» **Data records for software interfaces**

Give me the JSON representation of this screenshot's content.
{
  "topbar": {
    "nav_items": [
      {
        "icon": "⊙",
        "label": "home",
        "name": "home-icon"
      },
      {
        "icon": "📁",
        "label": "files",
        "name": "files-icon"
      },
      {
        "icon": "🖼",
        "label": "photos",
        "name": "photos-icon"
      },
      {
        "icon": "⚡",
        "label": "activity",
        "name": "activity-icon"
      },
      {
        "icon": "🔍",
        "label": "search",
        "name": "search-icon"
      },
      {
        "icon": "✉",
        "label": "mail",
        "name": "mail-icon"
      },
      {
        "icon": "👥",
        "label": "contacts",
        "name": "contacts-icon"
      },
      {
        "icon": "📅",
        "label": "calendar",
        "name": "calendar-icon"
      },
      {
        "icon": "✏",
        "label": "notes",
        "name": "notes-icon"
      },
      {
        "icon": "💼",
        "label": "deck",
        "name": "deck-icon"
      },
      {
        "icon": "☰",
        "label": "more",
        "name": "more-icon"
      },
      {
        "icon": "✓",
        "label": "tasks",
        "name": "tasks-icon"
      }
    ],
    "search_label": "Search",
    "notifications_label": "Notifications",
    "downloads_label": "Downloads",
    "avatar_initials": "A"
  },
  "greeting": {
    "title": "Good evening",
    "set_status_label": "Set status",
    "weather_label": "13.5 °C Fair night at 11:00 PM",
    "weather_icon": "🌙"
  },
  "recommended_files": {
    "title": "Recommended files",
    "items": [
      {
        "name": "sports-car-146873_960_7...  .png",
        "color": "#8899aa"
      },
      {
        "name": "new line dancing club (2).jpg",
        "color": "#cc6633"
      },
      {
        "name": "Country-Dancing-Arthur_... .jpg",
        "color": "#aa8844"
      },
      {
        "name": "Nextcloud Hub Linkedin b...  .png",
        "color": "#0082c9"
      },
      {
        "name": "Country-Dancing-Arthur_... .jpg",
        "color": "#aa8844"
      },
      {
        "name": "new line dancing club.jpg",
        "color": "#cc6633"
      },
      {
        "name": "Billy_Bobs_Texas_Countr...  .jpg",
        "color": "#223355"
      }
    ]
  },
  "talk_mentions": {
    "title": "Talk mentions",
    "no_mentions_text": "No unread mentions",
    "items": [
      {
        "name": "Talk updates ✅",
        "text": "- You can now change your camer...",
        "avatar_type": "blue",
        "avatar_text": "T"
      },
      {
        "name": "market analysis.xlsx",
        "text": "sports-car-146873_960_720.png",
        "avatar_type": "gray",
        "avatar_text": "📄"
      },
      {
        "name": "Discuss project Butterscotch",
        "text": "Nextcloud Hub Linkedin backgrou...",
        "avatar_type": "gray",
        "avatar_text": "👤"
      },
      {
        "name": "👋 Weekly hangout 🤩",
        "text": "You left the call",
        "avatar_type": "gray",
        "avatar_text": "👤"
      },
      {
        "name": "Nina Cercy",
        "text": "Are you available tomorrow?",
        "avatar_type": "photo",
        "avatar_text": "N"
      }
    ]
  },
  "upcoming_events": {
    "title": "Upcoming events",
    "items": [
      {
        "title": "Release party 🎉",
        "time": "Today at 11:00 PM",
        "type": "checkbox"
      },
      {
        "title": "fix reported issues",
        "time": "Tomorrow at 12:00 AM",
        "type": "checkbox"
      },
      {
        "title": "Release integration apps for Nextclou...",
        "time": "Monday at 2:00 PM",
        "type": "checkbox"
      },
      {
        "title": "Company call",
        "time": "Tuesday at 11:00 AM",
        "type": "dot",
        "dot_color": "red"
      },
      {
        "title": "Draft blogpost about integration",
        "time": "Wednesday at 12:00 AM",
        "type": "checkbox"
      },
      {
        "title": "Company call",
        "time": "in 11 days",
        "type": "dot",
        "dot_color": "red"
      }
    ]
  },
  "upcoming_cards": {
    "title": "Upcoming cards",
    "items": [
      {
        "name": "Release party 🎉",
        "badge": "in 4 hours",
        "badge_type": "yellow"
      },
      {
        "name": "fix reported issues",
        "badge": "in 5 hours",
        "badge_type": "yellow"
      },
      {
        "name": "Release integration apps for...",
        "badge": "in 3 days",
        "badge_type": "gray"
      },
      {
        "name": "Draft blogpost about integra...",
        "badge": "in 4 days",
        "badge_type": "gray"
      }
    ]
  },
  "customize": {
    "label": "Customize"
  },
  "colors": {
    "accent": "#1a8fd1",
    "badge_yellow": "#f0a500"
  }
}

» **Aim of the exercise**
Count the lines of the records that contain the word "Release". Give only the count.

» **Answer to the problem**
4